**EXERCISE AIM**
Copy out all the lines of the data precisely, omitting any pictures.

Segment Start: TASK DATA

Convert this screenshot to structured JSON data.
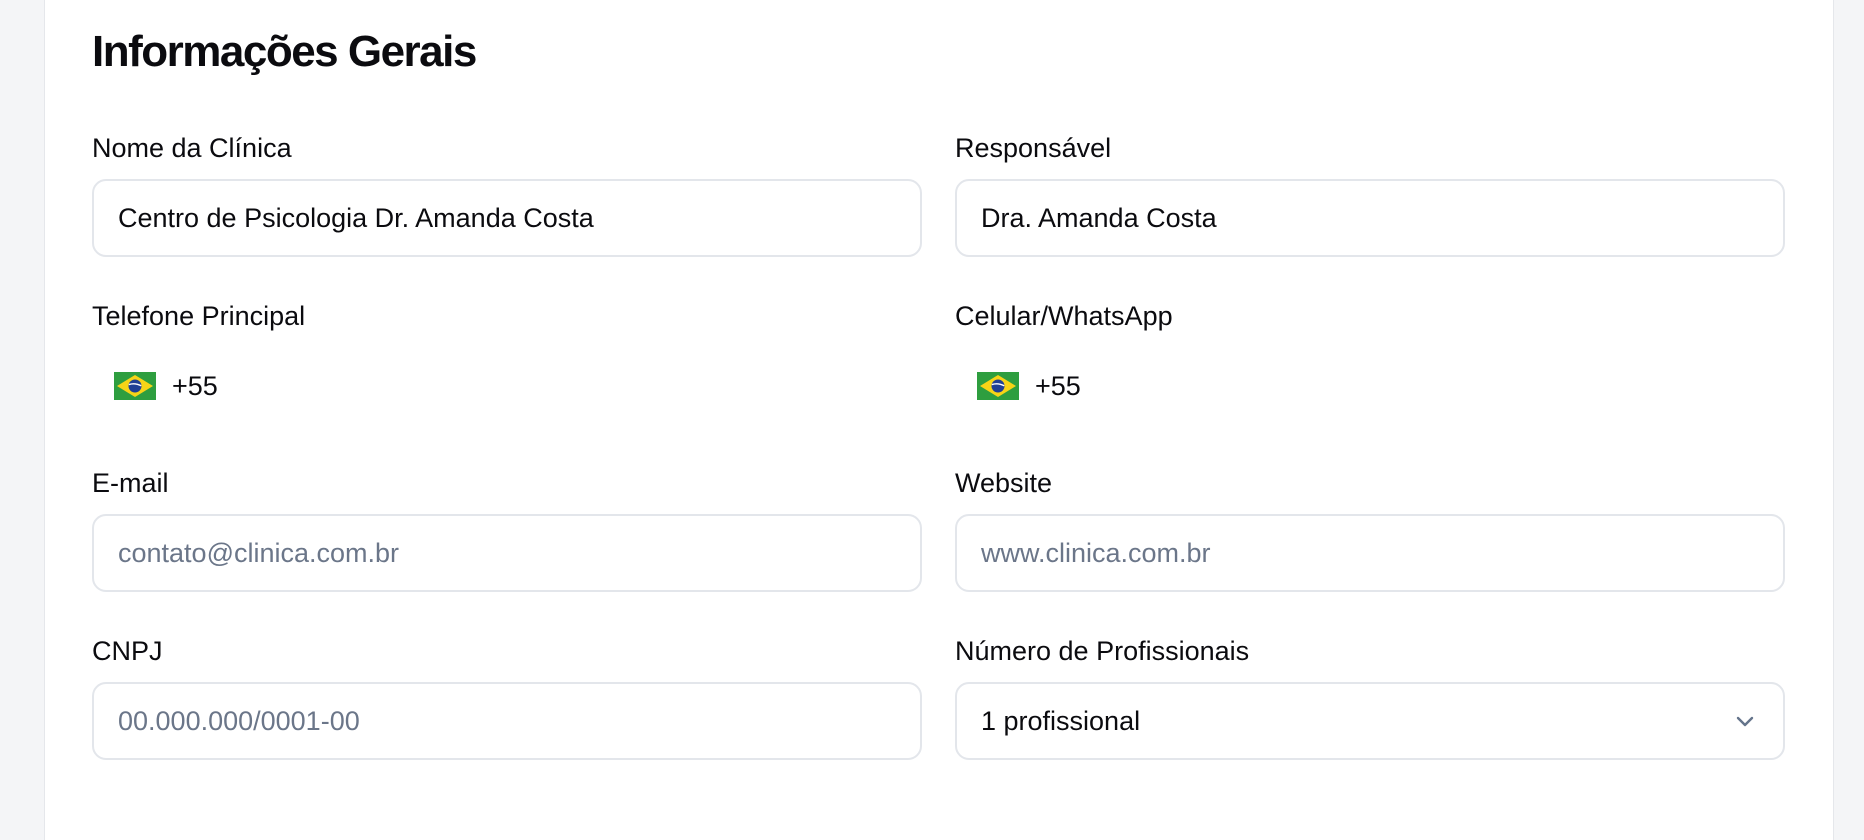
{
  "section": {
    "title": "Informações Gerais"
  },
  "fields": {
    "clinic_name": {
      "label": "Nome da Clínica",
      "value": "Centro de Psicologia Dr. Amanda Costa"
    },
    "responsible": {
      "label": "Responsável",
      "value": "Dra. Amanda Costa"
    },
    "main_phone": {
      "label": "Telefone Principal",
      "country_code": "+55",
      "flag": "brazil-flag-icon"
    },
    "mobile_whatsapp": {
      "label": "Celular/WhatsApp",
      "country_code": "+55",
      "flag": "brazil-flag-icon"
    },
    "email": {
      "label": "E-mail",
      "value": "",
      "placeholder": "contato@clinica.com.br"
    },
    "website": {
      "label": "Website",
      "value": "",
      "placeholder": "www.clinica.com.br"
    },
    "cnpj": {
      "label": "CNPJ",
      "value": "",
      "placeholder": "00.000.000/0001-00"
    },
    "professionals_count": {
      "label": "Número de Profissionais",
      "selected": "1 profissional",
      "icon": "chevron-down-icon"
    }
  },
  "colors": {
    "page_background": "#f4f5f7",
    "card_background": "#ffffff",
    "input_border": "#e3e6eb",
    "text": "#0b0b0f",
    "placeholder": "#6b7689",
    "flag_green": "#2e9e3f",
    "flag_yellow": "#f7d417",
    "flag_blue": "#1f3f94"
  }
}
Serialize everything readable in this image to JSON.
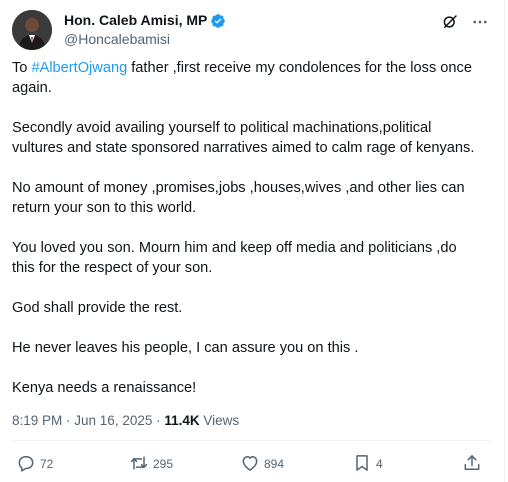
{
  "author": {
    "display_name": "Hon. Caleb Amisi, MP",
    "handle": "@Honcalebamisi",
    "verified_icon": "verified-badge-icon",
    "verified_color": "#1d9bf0"
  },
  "header_actions": {
    "grok_icon": "grok-icon",
    "more_icon": "more-options-icon"
  },
  "post": {
    "intro_prefix": "To ",
    "hashtag": "#AlbertOjwang",
    "intro_suffix": " father ,first receive my condolences for the loss once again.",
    "paragraphs": [
      "Secondly avoid availing yourself to political machinations,political vultures and state sponsored narratives aimed to calm rage of kenyans.",
      "No amount of money ,promises,jobs ,houses,wives ,and other lies can return your son to this world.",
      "You loved you son. Mourn him and keep off media and politicians ,do this for the respect of your son.",
      "God shall provide the rest.",
      "He never leaves his people, I can assure you on this .",
      "Kenya needs a renaissance!"
    ]
  },
  "meta": {
    "time": "8:19 PM",
    "separator": " · ",
    "date": "Jun 16, 2025",
    "views_count": "11.4K",
    "views_label": " Views"
  },
  "actions": {
    "replies": "72",
    "reposts": "295",
    "likes": "894",
    "bookmarks": "4"
  },
  "colors": {
    "text": "#0f1419",
    "secondary": "#536471",
    "accent": "#1d9bf0",
    "divider": "#eff3f4"
  }
}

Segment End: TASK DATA

**COMPLETED EXERCISE**
Convert this screenshot to structured JSON data.
{
  "section": {
    "title": "Informações Gerais"
  },
  "fields": {
    "clinic_name": {
      "label": "Nome da Clínica",
      "value": "Centro de Psicologia Dr. Amanda Costa"
    },
    "responsible": {
      "label": "Responsável",
      "value": "Dra. Amanda Costa"
    },
    "main_phone": {
      "label": "Telefone Principal",
      "country_code": "+55",
      "flag": "brazil-flag-icon"
    },
    "mobile_whatsapp": {
      "label": "Celular/WhatsApp",
      "country_code": "+55",
      "flag": "brazil-flag-icon"
    },
    "email": {
      "label": "E-mail",
      "value": "",
      "placeholder": "contato@clinica.com.br"
    },
    "website": {
      "label": "Website",
      "value": "",
      "placeholder": "www.clinica.com.br"
    },
    "cnpj": {
      "label": "CNPJ",
      "value": "",
      "placeholder": "00.000.000/0001-00"
    },
    "professionals_count": {
      "label": "Número de Profissionais",
      "selected": "1 profissional",
      "icon": "chevron-down-icon"
    }
  },
  "colors": {
    "page_background": "#f4f5f7",
    "card_background": "#ffffff",
    "input_border": "#e3e6eb",
    "text": "#0b0b0f",
    "placeholder": "#6b7689",
    "flag_green": "#2e9e3f",
    "flag_yellow": "#f7d417",
    "flag_blue": "#1f3f94"
  }
}
Serialize everything readable in this image to JSON.
{
  "author": {
    "display_name": "Hon. Caleb Amisi, MP",
    "handle": "@Honcalebamisi",
    "verified_icon": "verified-badge-icon",
    "verified_color": "#1d9bf0"
  },
  "header_actions": {
    "grok_icon": "grok-icon",
    "more_icon": "more-options-icon"
  },
  "post": {
    "intro_prefix": "To ",
    "hashtag": "#AlbertOjwang",
    "intro_suffix": " father ,first receive my condolences for the loss once again.",
    "paragraphs": [
      "Secondly avoid availing yourself to political machinations,political vultures and state sponsored narratives aimed to calm rage of kenyans.",
      "No amount of money ,promises,jobs ,houses,wives ,and other lies can return your son to this world.",
      "You loved you son. Mourn him and keep off media and politicians ,do this for the respect of your son.",
      "God shall provide the rest.",
      "He never leaves his people, I can assure you on this .",
      "Kenya needs a renaissance!"
    ]
  },
  "meta": {
    "time": "8:19 PM",
    "separator": " · ",
    "date": "Jun 16, 2025",
    "views_count": "11.4K",
    "views_label": " Views"
  },
  "actions": {
    "replies": "72",
    "reposts": "295",
    "likes": "894",
    "bookmarks": "4"
  },
  "colors": {
    "text": "#0f1419",
    "secondary": "#536471",
    "accent": "#1d9bf0",
    "divider": "#eff3f4"
  }
}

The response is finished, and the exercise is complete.